Golden cane palms can be placed indoors in sunny rooms, or outdoors in either partial or full sun. They are generally pest resistant and don’t need fertiliser more than a few times per year. Water semi-deeply and then let dry out. On a balcony in full sun, watering every 2-3 days should be the sweet spot.
Also called by its scientific name ‘plumeria’, the frangipani is known locally as krahom. Native to Central America, the plant was long ago naturalized in Asia and commonly associated with Hindu and Buddhist temples.
The flowers have five petals and are very fragrant. The two common local variants produce blooms of white or reddish-purple flowers. In temples, these are used as offerings to deities, for various religious ceremonies and as an ingredient for home remedy medicine.
You can buy these in local gardens at around two feet tall. Put them in large pots, since they can grow as high as eight feet in a home garden.
They need plenty of sun. Water moderately and then allow to dry out before watering again.
Adenium desert rose plants are easy to grow, pest resistant wonders that enjoy full sun and produce brilliant blooms of red flowers – with little effort.
Originally from East Africa, these do very well on sunny Phnom Penh balconies. Simply place in full sun, water moderately and enjoy the magic.
Gardenias are ornamental shrubs that grow fragrant white flowers and lush green foliage. They are finicky plants, but growing them is rewarding.
In Phnom Penh you should place them in an outdoor spot that receives a few hours of direct morning sun and then shade for the rest of the day. Keep the soil moist (don’t overdo it though) and fertilise 3-4 times per year using the 15-30-15 fertiliser mix.
The biggest challenge you will face is pests – sweet gardenia flowers attract aphids and spider mites. Many gardenias for sale in Phnom Penh gardens have ant infestations (a sure sign that you also have aphids or spider mites). After bringing your gardenia home, keep a close eye on it and use our suggested tips to ensure ants aren’t a problem.
The Rangoon creeper (aka drunken sailor) is a really quirky sun-loving plant that is versatile, fun to grow and bursting with clusters of fragrant blossoms during flowering.
At a glance, it looks like a really thin tree. In fact the Rangoon creeper is a woody climbing vine with green to yellow leaves. The spectacular blooms start white and then explode into pink and finally red at maturity.
In the wild, the creeper attaches to trees and then stretches up through the canopy to reach the sun. On a Phnom Penh balcony, the easiest methods would be to tie the vine to a vertically-affixed broomstick. In the pictured example above, we hung it using a rope tied to a ceiling brace above the plant.

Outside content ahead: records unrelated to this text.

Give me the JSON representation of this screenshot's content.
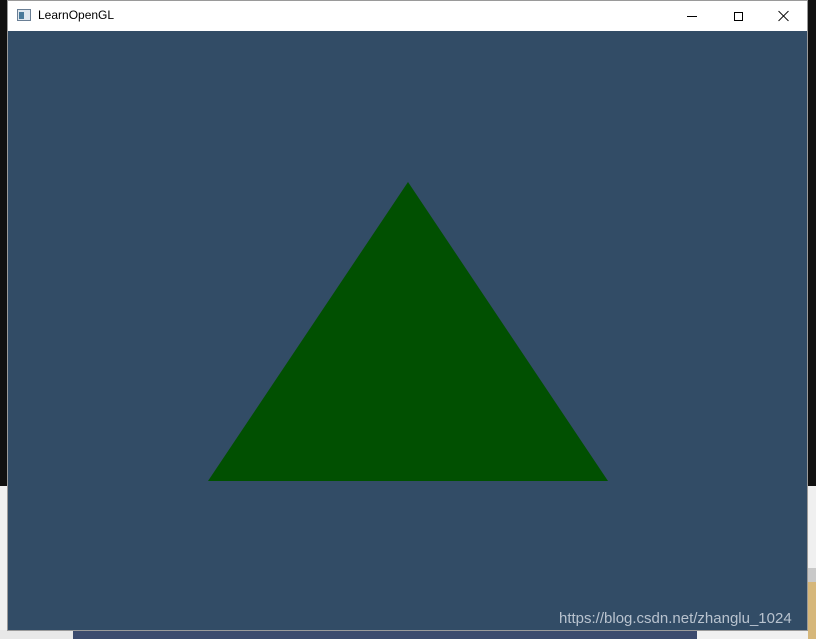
{
  "window": {
    "title": "LearnOpenGL",
    "app_icon": "window-app-icon",
    "controls": {
      "minimize_icon": "minimize-icon",
      "maximize_icon": "maximize-icon",
      "close_icon": "close-icon"
    }
  },
  "scene": {
    "clear_color": "#324c66",
    "triangle_color": "#015001"
  },
  "watermark": {
    "text": "https://blog.csdn.net/zhanglu_1024"
  }
}
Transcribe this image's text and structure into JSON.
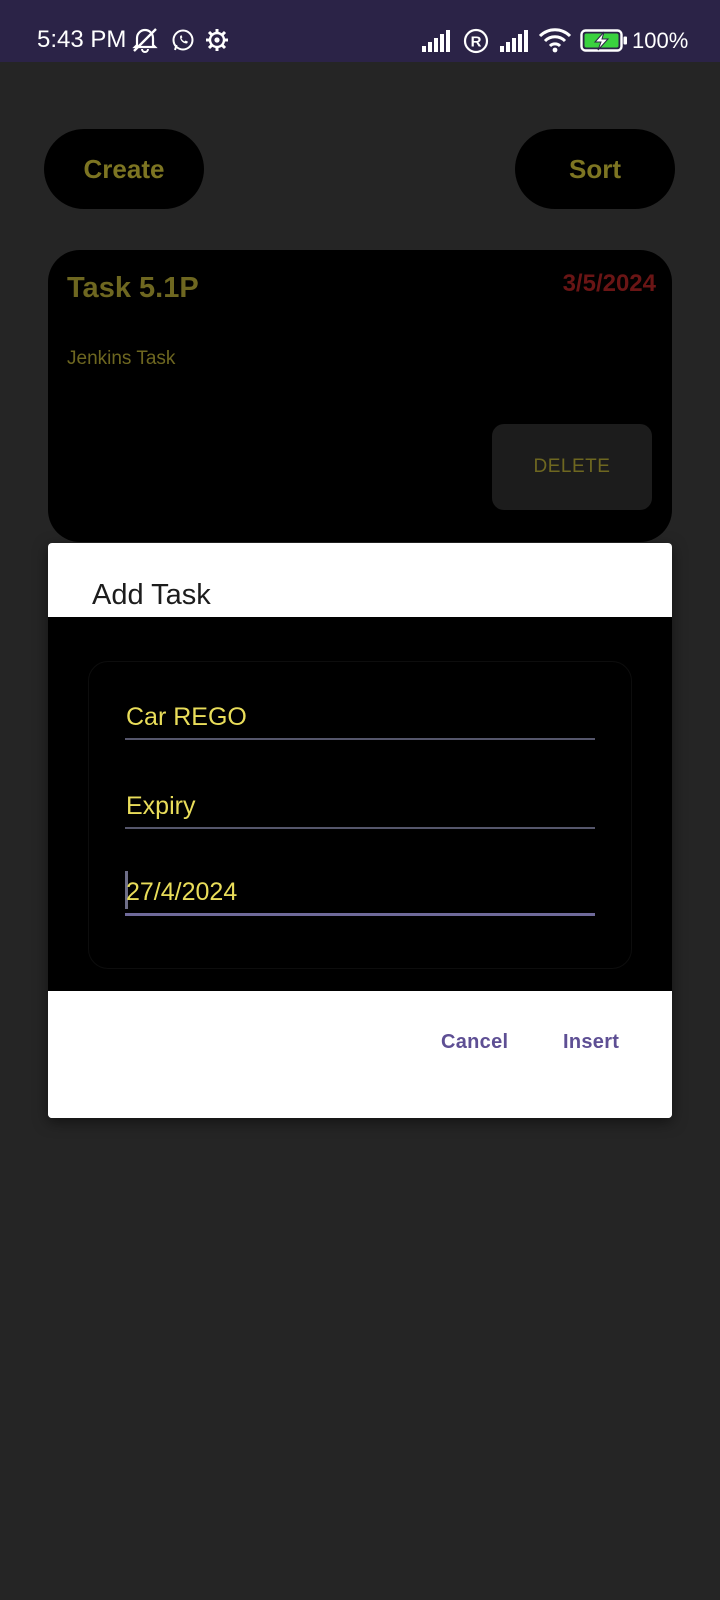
{
  "status_bar": {
    "time": "5:43 PM",
    "battery_percent": "100%",
    "icons": [
      "mute-icon",
      "whatsapp-icon",
      "settings-gear-icon",
      "signal-icon",
      "registered-icon",
      "signal-icon",
      "wifi-icon",
      "battery-charging-icon"
    ]
  },
  "toolbar": {
    "create_label": "Create",
    "sort_label": "Sort"
  },
  "task_card": {
    "title": "Task 5.1P",
    "date": "3/5/2024",
    "description": "Jenkins Task",
    "delete_label": "DELETE"
  },
  "dialog": {
    "title": "Add Task",
    "fields": [
      {
        "value": "Car REGO"
      },
      {
        "value": "Expiry"
      },
      {
        "value": "27/4/2024"
      }
    ],
    "cancel_label": "Cancel",
    "insert_label": "Insert"
  },
  "colors": {
    "status_bar_bg": "#2b2347",
    "app_bg": "#252525",
    "accent_text": "#e9dd5a",
    "dialog_button_text": "#5e4f94",
    "date_red": "#6a1515"
  }
}
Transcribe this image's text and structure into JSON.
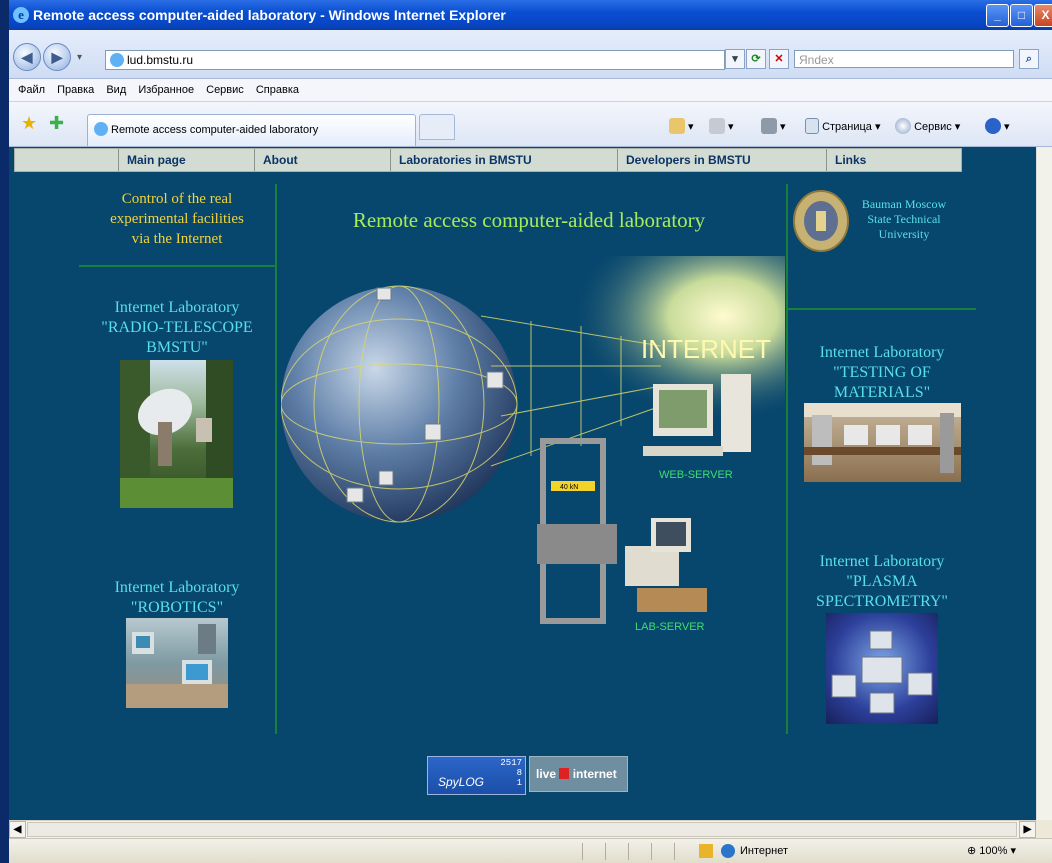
{
  "window": {
    "title": "Remote access computer-aided laboratory - Windows Internet Explorer",
    "minimize": "_",
    "maximize": "□",
    "close": "X"
  },
  "address_bar": {
    "url": "lud.bmstu.ru",
    "search_placeholder": "Яndex"
  },
  "menu": [
    "Файл",
    "Правка",
    "Вид",
    "Избранное",
    "Сервис",
    "Справка"
  ],
  "tab": {
    "title": "Remote access computer-aided laboratory"
  },
  "command_bar": {
    "page_label": "Страница",
    "tools_label": "Сервис"
  },
  "site_nav": [
    "Main page",
    "About",
    "Laboratories in BMSTU",
    "Developers in BMSTU",
    "Links"
  ],
  "left": {
    "intro": [
      "Control of the real",
      "experimental facilities",
      "via the Internet"
    ],
    "lab1": [
      "Internet Laboratory",
      "\"RADIO-TELESCOPE",
      "BMSTU\""
    ],
    "lab2": [
      "Internet Laboratory",
      "\"ROBOTICS\""
    ]
  },
  "center": {
    "title": "Remote access computer-aided laboratory",
    "internet_label": "INTERNET",
    "web_server": "WEB-SERVER",
    "lab_server": "LAB-SERVER",
    "machine_label": "40 kN"
  },
  "right": {
    "university": [
      "Bauman Moscow",
      "State Technical",
      "University"
    ],
    "lab3": [
      "Internet Laboratory",
      "\"TESTING OF",
      "MATERIALS\""
    ],
    "lab4": [
      "Internet Laboratory",
      "\"PLASMA",
      "SPECTROMETRY\""
    ]
  },
  "counters": {
    "spylog_values": [
      "2517",
      "8",
      "1"
    ],
    "spylog_label": "SpyLOG",
    "liveinternet_label": "live",
    "liveinternet_label2": "internet"
  },
  "status_bar": {
    "zone": "Интернет",
    "zoom": "100%"
  },
  "colors": {
    "page_bg": "#07466d",
    "accent_green": "#1a7f3a",
    "cyan_text": "#58e0e8",
    "yellow_text": "#f2d33a"
  }
}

Consider the size and lighting levels of a balcony as a criteria before renting an apartment in Phnom Penh. Plenty of older apartments offer massive balconies that you can have lots of gardening fun with:
The benefits you will get from setting up a garden include physical activity, cognitive stimulation, greater awareness of natural surroundings and rewards for your hard work.
Once we started balcony gardening, greater awareness of our natural surroundings accelerated – the entire city is a garden!
As you start to become more aware of the plants and trees, you will also notice that most homeowners are also passionate about keeping the city green and well planted:
That’s because the weather and conditions in Phnom Penh are ideal for growing tropical plants.
As this article shows, the Phnom Penh home gardening scene is solid, and provides easy entry for anyone to start a gardening hobby project on their balcony.
Broader benefits of home gardening:
- Reduce stress: taking the time to tend your garden will provide a peaceful focus and calming stress relief.
- Boost self-worth: spending your time planting, nurturing and paying attention to your plants, you find yourself developing into someone more in tune with the earth and capable of growing living things to vitality.
- Power your own herbs: herbs that are grown from your own time and energy will provide a massive boost to your home cooking. Herbs that thrive in Phnom Penh’s heat and humidity include basil, dill, rosemary, thyme, sage and mint.